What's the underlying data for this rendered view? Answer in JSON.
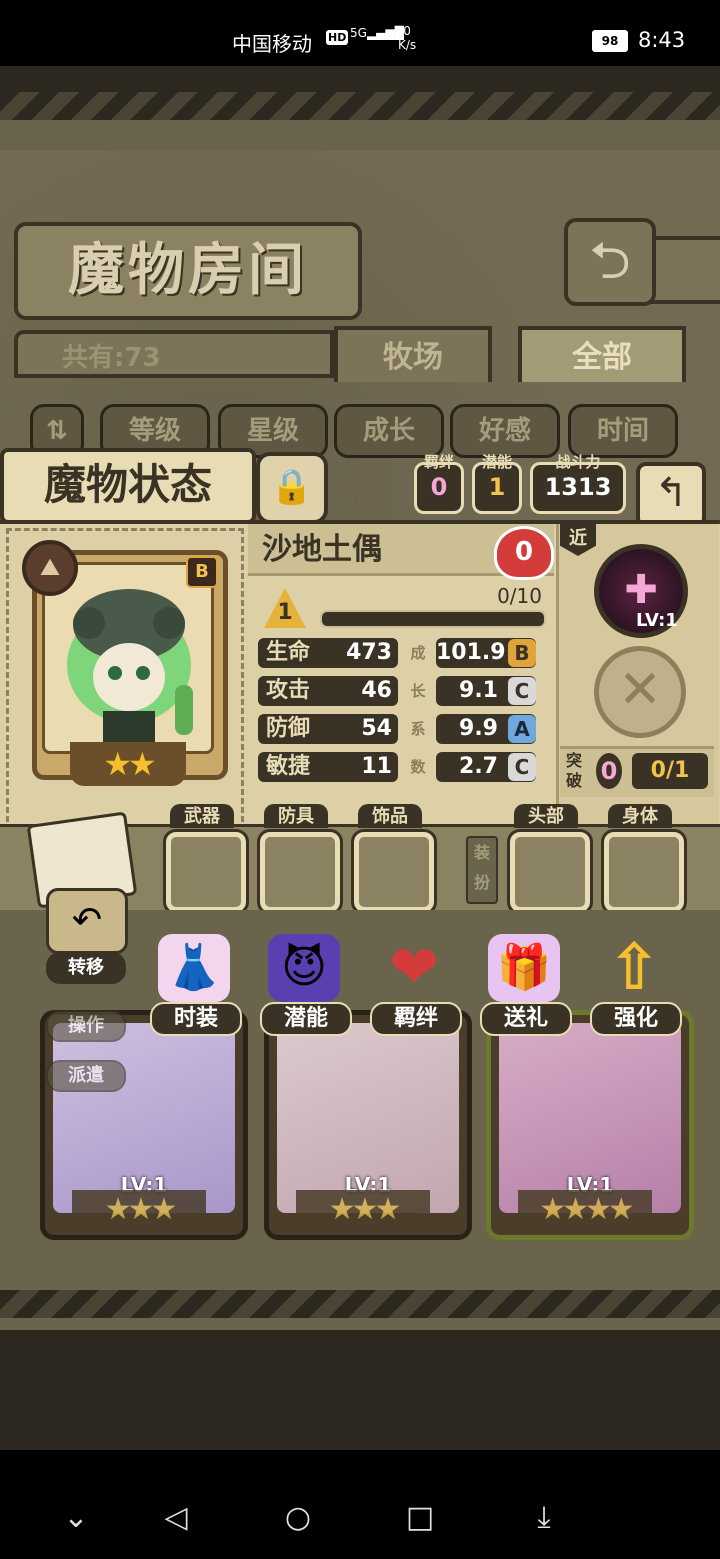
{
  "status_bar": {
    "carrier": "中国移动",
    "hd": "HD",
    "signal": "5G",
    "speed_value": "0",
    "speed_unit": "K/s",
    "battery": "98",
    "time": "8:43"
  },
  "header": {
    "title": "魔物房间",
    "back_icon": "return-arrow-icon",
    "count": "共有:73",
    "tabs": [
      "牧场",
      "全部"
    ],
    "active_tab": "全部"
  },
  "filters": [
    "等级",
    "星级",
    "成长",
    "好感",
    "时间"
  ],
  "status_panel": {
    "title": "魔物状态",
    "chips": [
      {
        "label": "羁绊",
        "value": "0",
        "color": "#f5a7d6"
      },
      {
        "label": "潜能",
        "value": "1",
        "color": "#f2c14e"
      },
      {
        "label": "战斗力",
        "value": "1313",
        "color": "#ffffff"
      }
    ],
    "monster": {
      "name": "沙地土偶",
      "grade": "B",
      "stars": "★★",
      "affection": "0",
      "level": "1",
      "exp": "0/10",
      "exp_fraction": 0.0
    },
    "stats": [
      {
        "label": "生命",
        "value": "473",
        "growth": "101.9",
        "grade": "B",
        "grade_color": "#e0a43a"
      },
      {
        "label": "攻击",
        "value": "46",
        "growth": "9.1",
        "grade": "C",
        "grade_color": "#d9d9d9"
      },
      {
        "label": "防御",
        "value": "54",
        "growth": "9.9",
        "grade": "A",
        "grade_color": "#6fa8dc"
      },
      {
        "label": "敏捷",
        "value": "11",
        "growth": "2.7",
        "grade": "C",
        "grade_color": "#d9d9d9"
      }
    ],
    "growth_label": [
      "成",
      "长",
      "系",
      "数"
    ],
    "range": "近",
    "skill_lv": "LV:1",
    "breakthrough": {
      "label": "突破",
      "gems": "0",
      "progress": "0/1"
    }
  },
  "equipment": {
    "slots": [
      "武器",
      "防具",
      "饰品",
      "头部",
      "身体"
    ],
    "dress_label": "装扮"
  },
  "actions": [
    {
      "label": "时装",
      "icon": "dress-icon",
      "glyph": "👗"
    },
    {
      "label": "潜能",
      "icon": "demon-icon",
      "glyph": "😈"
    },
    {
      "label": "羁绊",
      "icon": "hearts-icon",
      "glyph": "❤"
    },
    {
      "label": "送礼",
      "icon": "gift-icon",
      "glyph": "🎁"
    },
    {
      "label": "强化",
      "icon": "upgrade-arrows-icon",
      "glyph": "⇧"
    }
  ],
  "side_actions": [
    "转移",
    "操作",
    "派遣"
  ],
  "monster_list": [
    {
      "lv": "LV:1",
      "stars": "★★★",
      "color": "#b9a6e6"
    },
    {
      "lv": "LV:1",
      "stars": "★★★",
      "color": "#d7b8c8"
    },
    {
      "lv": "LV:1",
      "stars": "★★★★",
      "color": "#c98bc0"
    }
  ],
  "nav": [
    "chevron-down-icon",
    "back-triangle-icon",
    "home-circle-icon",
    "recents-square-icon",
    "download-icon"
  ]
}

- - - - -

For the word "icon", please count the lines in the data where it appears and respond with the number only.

11